On day two of our Puuc Route adventure, we followed Highway 261 south for just under five km past Kabah, then turned left onto a narrow, unnamed road. After another five km of doubt, we came upon Sayil, our first destination of the day. Turning right (south) off the unnamed road, we drove beneath a canopy of bright orange and green foliage up to the parking lot.
After paying the modest entrance fee, visitors walk about 100 meters south to a clearing and the site’s most impressive structure, the Great Palace.
According to the accompanying plaque, this monumental, three-story structure was built in several stages during the Late Classic period, mostly from 800–1000 AD. By the time of completion, it contained over 90 bedrooms and eight chultuns, and could have housed as many as 350 people. Its primary function was probably to serve as living quarters for the city’s governing elite, but some rooms were likely used for storage or administrative purposes.
In addition to its palace and unusual trove of artifacts related to non-elite life, the sprawling grounds of Sayil are particularly valued for their avian diversity, attracting bird watchers and archaeology buffs alike. As we followed the sacbe through the rest of the visitable area, we were pleasantly surprised by the variety of fauna we encountered.
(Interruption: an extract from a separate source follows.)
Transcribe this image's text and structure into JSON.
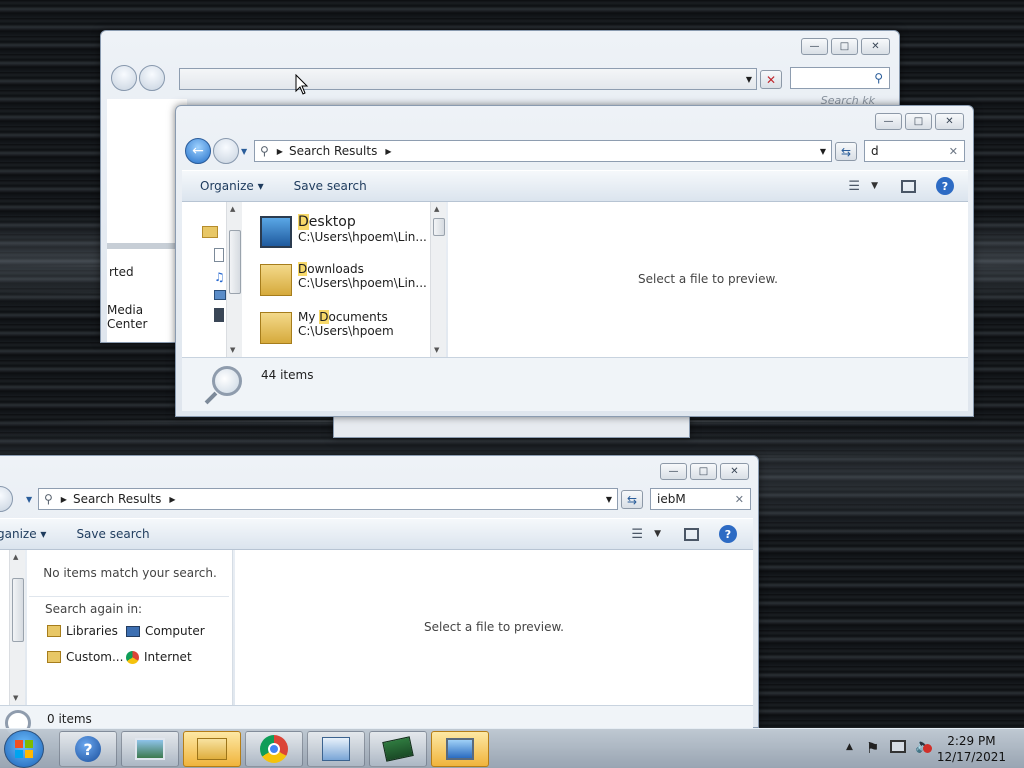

The only place we saw a more diverse range of wildlife was at Calakmul, the massive, isolated site and nature preserve located over 300 km to the south near the border of Guatemala.
Highly subjective personal rating: 7.5/10
All photos by Renée DeVoe Mertz, May 24, 2015, unless otherwise indicated.